Marriage, Children, and Labor Supply: Beliefs and Outcomes
While a large literature is interested in the relationship between family and labor supply outcomes, little is known about the expectations of these objects at earlier stages. We examine these expectations, taking advantage of unique data from the Berea Panel Study. In addition to characterizing expectations, starting during college, the data details outcomes for ten years after graduation. On average, both male and female college students are well-informed about the future gender gap in labor supply. Gender differences in beliefs about this future gap are primarily explained by gender differences in beliefs about how future family outcomes are related to future labor supply. Methodological contributions come from an approach for addressing measurement error in survey questions and the recognition that expectations data, along with longitudinal data, can potentially help address endogeneity issues arising in the estimation of the causal effect of family on labor supply.

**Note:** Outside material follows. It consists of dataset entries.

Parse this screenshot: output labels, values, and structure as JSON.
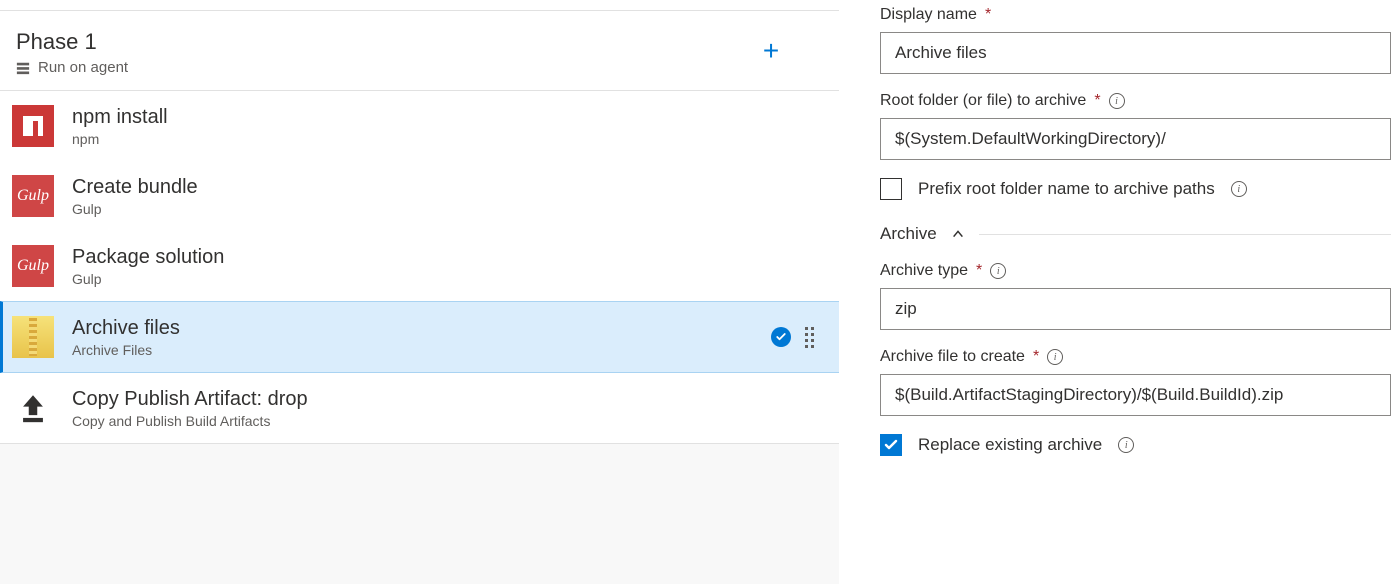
{
  "phase": {
    "title": "Phase 1",
    "subtitle": "Run on agent"
  },
  "tasks": [
    {
      "title": "npm install",
      "subtitle": "npm",
      "icon": "npm"
    },
    {
      "title": "Create bundle",
      "subtitle": "Gulp",
      "icon": "gulp"
    },
    {
      "title": "Package solution",
      "subtitle": "Gulp",
      "icon": "gulp"
    },
    {
      "title": "Archive files",
      "subtitle": "Archive Files",
      "icon": "archive",
      "selected": true,
      "enabled": true
    },
    {
      "title": "Copy Publish Artifact: drop",
      "subtitle": "Copy and Publish Build Artifacts",
      "icon": "upload"
    }
  ],
  "form": {
    "displayName": {
      "label": "Display name",
      "value": "Archive files"
    },
    "rootFolder": {
      "label": "Root folder (or file) to archive",
      "value": "$(System.DefaultWorkingDirectory)/"
    },
    "prefixRoot": {
      "label": "Prefix root folder name to archive paths",
      "checked": false
    },
    "sectionArchive": "Archive",
    "archiveType": {
      "label": "Archive type",
      "value": "zip"
    },
    "archiveFile": {
      "label": "Archive file to create",
      "value": "$(Build.ArtifactStagingDirectory)/$(Build.BuildId).zip"
    },
    "replaceExisting": {
      "label": "Replace existing archive",
      "checked": true
    }
  }
}
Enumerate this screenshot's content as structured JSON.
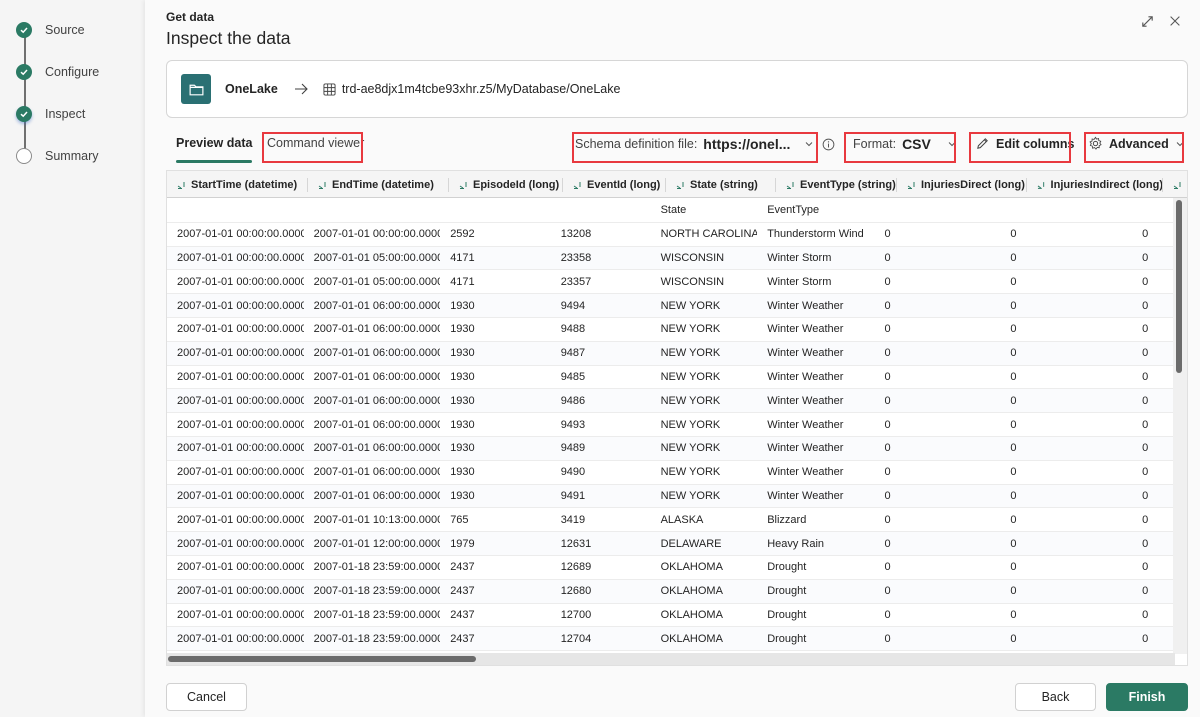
{
  "stepper": {
    "steps": [
      {
        "label": "Source",
        "state": "done"
      },
      {
        "label": "Configure",
        "state": "done"
      },
      {
        "label": "Inspect",
        "state": "current"
      },
      {
        "label": "Summary",
        "state": "pending"
      }
    ]
  },
  "header": {
    "breadcrumb": "Get data",
    "title": "Inspect the data",
    "expand_icon": "expand-icon",
    "close_icon": "close-icon"
  },
  "source": {
    "icon": "folder-icon",
    "name": "OneLake",
    "arrow_icon": "arrow-right-icon",
    "table_icon": "table-icon",
    "path": "trd-ae8djx1m4tcbe93xhr.z5/MyDatabase/OneLake"
  },
  "tabs": [
    {
      "label": "Preview data",
      "active": true
    },
    {
      "label": "Command viewer",
      "active": false
    }
  ],
  "toolbar": {
    "schema_label": "Schema definition file:",
    "schema_value": "https://onel...",
    "format_label": "Format:",
    "format_value": "CSV",
    "edit_columns_label": "Edit columns",
    "advanced_label": "Advanced"
  },
  "accent_color": "#2b7a64",
  "highlight_color": "#e8393f",
  "table": {
    "columns": [
      "StartTime (datetime)",
      "EndTime (datetime)",
      "EpisodeId (long)",
      "EventId (long)",
      "State (string)",
      "EventType (string)",
      "InjuriesDirect (long)",
      "InjuriesIndirect (long)",
      ""
    ],
    "mapping_row": [
      "",
      "",
      "",
      "",
      "State",
      "EventType",
      "",
      "",
      ""
    ],
    "rows": [
      [
        "2007-01-01 00:00:00.0000",
        "2007-01-01 00:00:00.0000",
        "2592",
        "13208",
        "NORTH CAROLINA",
        "Thunderstorm Wind",
        "0",
        "0",
        "0"
      ],
      [
        "2007-01-01 00:00:00.0000",
        "2007-01-01 05:00:00.0000",
        "4171",
        "23358",
        "WISCONSIN",
        "Winter Storm",
        "0",
        "0",
        "0"
      ],
      [
        "2007-01-01 00:00:00.0000",
        "2007-01-01 05:00:00.0000",
        "4171",
        "23357",
        "WISCONSIN",
        "Winter Storm",
        "0",
        "0",
        "0"
      ],
      [
        "2007-01-01 00:00:00.0000",
        "2007-01-01 06:00:00.0000",
        "1930",
        "9494",
        "NEW YORK",
        "Winter Weather",
        "0",
        "0",
        "0"
      ],
      [
        "2007-01-01 00:00:00.0000",
        "2007-01-01 06:00:00.0000",
        "1930",
        "9488",
        "NEW YORK",
        "Winter Weather",
        "0",
        "0",
        "0"
      ],
      [
        "2007-01-01 00:00:00.0000",
        "2007-01-01 06:00:00.0000",
        "1930",
        "9487",
        "NEW YORK",
        "Winter Weather",
        "0",
        "0",
        "0"
      ],
      [
        "2007-01-01 00:00:00.0000",
        "2007-01-01 06:00:00.0000",
        "1930",
        "9485",
        "NEW YORK",
        "Winter Weather",
        "0",
        "0",
        "0"
      ],
      [
        "2007-01-01 00:00:00.0000",
        "2007-01-01 06:00:00.0000",
        "1930",
        "9486",
        "NEW YORK",
        "Winter Weather",
        "0",
        "0",
        "0"
      ],
      [
        "2007-01-01 00:00:00.0000",
        "2007-01-01 06:00:00.0000",
        "1930",
        "9493",
        "NEW YORK",
        "Winter Weather",
        "0",
        "0",
        "0"
      ],
      [
        "2007-01-01 00:00:00.0000",
        "2007-01-01 06:00:00.0000",
        "1930",
        "9489",
        "NEW YORK",
        "Winter Weather",
        "0",
        "0",
        "0"
      ],
      [
        "2007-01-01 00:00:00.0000",
        "2007-01-01 06:00:00.0000",
        "1930",
        "9490",
        "NEW YORK",
        "Winter Weather",
        "0",
        "0",
        "0"
      ],
      [
        "2007-01-01 00:00:00.0000",
        "2007-01-01 06:00:00.0000",
        "1930",
        "9491",
        "NEW YORK",
        "Winter Weather",
        "0",
        "0",
        "0"
      ],
      [
        "2007-01-01 00:00:00.0000",
        "2007-01-01 10:13:00.0000",
        "765",
        "3419",
        "ALASKA",
        "Blizzard",
        "0",
        "0",
        "0"
      ],
      [
        "2007-01-01 00:00:00.0000",
        "2007-01-01 12:00:00.0000",
        "1979",
        "12631",
        "DELAWARE",
        "Heavy Rain",
        "0",
        "0",
        "0"
      ],
      [
        "2007-01-01 00:00:00.0000",
        "2007-01-18 23:59:00.0000",
        "2437",
        "12689",
        "OKLAHOMA",
        "Drought",
        "0",
        "0",
        "0"
      ],
      [
        "2007-01-01 00:00:00.0000",
        "2007-01-18 23:59:00.0000",
        "2437",
        "12680",
        "OKLAHOMA",
        "Drought",
        "0",
        "0",
        "0"
      ],
      [
        "2007-01-01 00:00:00.0000",
        "2007-01-18 23:59:00.0000",
        "2437",
        "12700",
        "OKLAHOMA",
        "Drought",
        "0",
        "0",
        "0"
      ],
      [
        "2007-01-01 00:00:00.0000",
        "2007-01-18 23:59:00.0000",
        "2437",
        "12704",
        "OKLAHOMA",
        "Drought",
        "0",
        "0",
        "0"
      ]
    ]
  },
  "footer": {
    "cancel_label": "Cancel",
    "back_label": "Back",
    "finish_label": "Finish"
  }
}
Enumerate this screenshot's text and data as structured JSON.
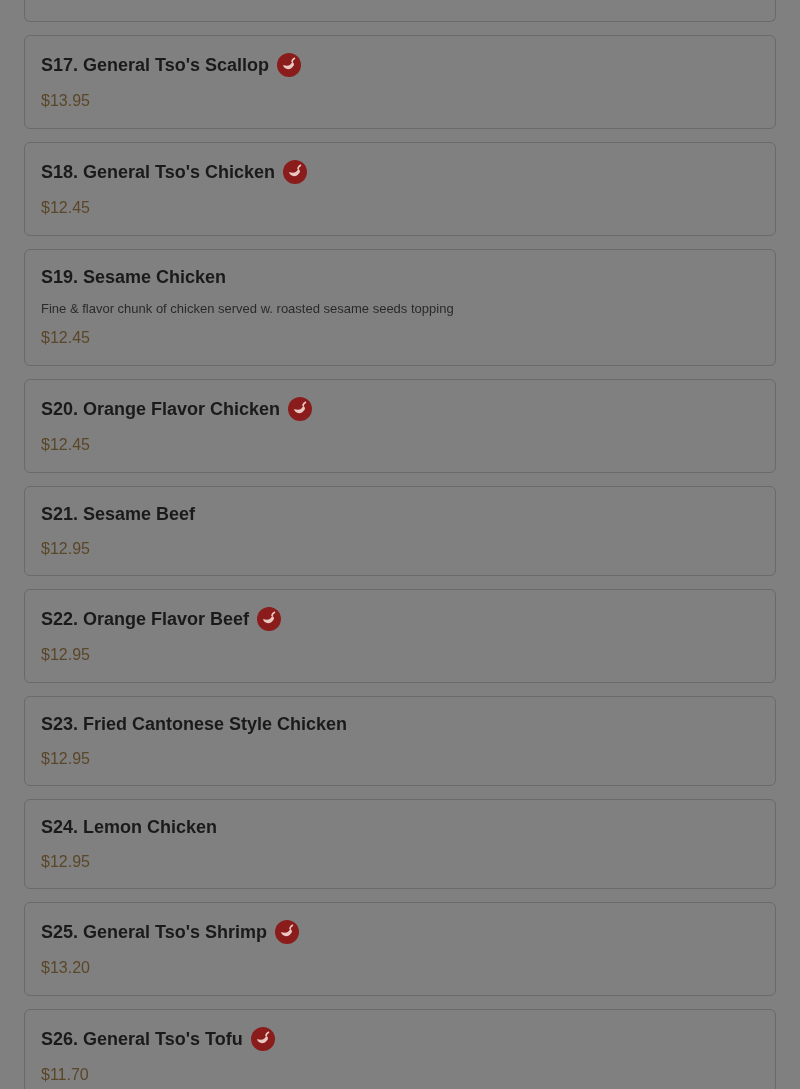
{
  "menu_items": [
    {
      "title": "S17. General Tso's Scallop",
      "spicy": true,
      "price": "$13.95"
    },
    {
      "title": "S18. General Tso's Chicken",
      "spicy": true,
      "price": "$12.45"
    },
    {
      "title": "S19. Sesame Chicken",
      "spicy": false,
      "description": "Fine & flavor chunk of chicken served w. roasted sesame seeds topping",
      "price": "$12.45"
    },
    {
      "title": "S20. Orange Flavor Chicken",
      "spicy": true,
      "price": "$12.45"
    },
    {
      "title": "S21. Sesame Beef",
      "spicy": false,
      "price": "$12.95"
    },
    {
      "title": "S22. Orange Flavor Beef",
      "spicy": true,
      "price": "$12.95"
    },
    {
      "title": "S23. Fried Cantonese Style Chicken",
      "spicy": false,
      "price": "$12.95"
    },
    {
      "title": "S24. Lemon Chicken",
      "spicy": false,
      "price": "$12.95"
    },
    {
      "title": "S25. General Tso's Shrimp",
      "spicy": true,
      "price": "$13.20"
    },
    {
      "title": "S26. General Tso's Tofu",
      "spicy": true,
      "price": "$11.70"
    }
  ]
}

This project was made possible by generous support from the Mellon Foundation, the Spencer Foundation, the National Science Foundation, and the Social Sciences and Humanities Research Council, and benefited from the insight of Peter Arcidiacono. The views expressed herein are those of the authors and do not necessarily reflect the views of the National Bureau of Economic Research.
Yifan Gong & Ralph Stinebrickner & Todd Stinebrickner, 2020. "Marriage, children, and labor supply: Beliefs and outcomes," Journal of Econometrics, .